When the news became final, the father did not think about the fame and legend of Kobe Bryant. Rather, he thought of Bryant as the father of a young basketball player, who was accompanying his 13-year-old daughter on their way to her basketball game. He imagined the gifts Gianna gave Bryant, that allowed him to temper down the tenaciousness that drove him to be the best basketball player of his generation and approach the game again, lovingly, through his daughter's eyes.
For Bryant, Gianna had given him the gift to see basketball a different way.
Last Monday, ESPN reporter Elle Duncan shared a memory of Bryant. They met backstage at an ESPN event in New York a few years ago, and when Bryant noticed that Duncan was pregnant, he asked her if she knew the gender of her child. When Duncan told him that she was expecting a girl, Bryant, who had three daughters at the time, high-fived her.
“Girls are the best,” he told her. “Just be grateful that you've been given that gift because girls are amazing.”
The father pulled into the family driveway after a silent ride home from the gym. He looked over at the young basketball player. Her silence is the gift she is giving me, he thought – a gift that will soon promise the invitation to huddle into her vulnerability and sort through her failures like they are discoveries.

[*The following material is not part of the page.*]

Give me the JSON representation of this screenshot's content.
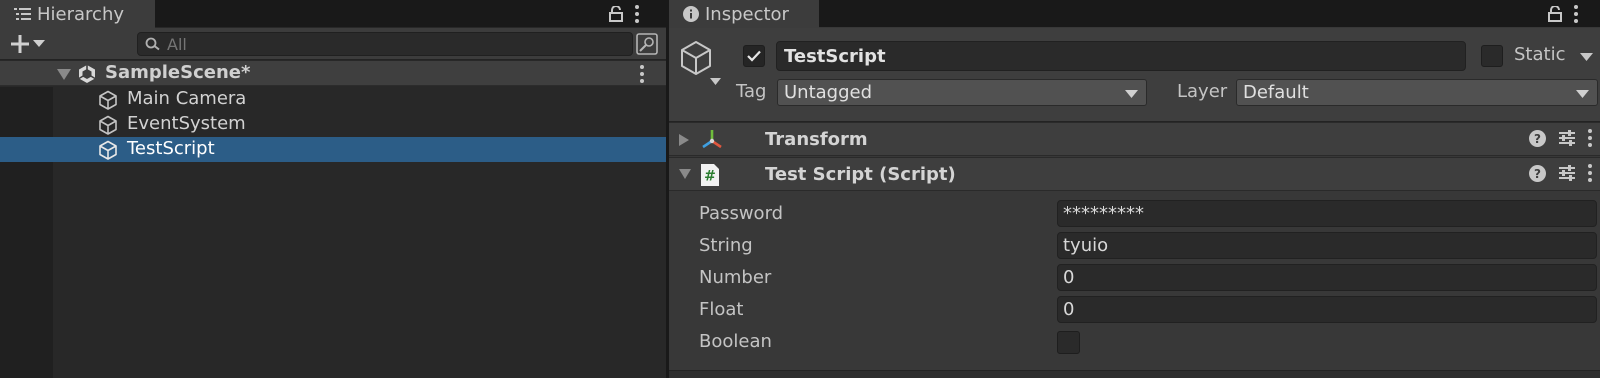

He has shared these same rides with his son, but this is a different language than that. Hers is the language of women, where after silence and reflection comes the river flow of emotion willingly revealed. This is why girls are amazing, he thought.
The father pulled the car into the garage, but instead of
leaving, the father and the 13-year-old basketball player began to talk about
the game that she had just played -- a scene that was similarly being played out all over Chester County and all over the United States and all over the world. The father is reminded of a photograph he saw soon after the word spread that Kobe and Gianna Bryant had died.
It is of the two sitting courtside at a basketball game, lost in the language of basketball. The father imagined the content of the conversation, and despite the fact that he lives in a different world than Bryant did, the father suspected the conversation was very similar -- one of Xs and Os, of heartbreak and victories, with few commas and no pauses.
The basketball player sat in the cold car in the garage and grasped for reasons to explain why she had played so poorly. She told her father that she had a long way to go to be good at this game, and didn't know where to begin.
“Love your family,” the father told the basketball player. “Love your teammates. And outwork everyone else in the gym.”
That's what Kobe used to tell Gianna, the father remembered. He then gathered the basketball player's gym bag, and together, they entered their home.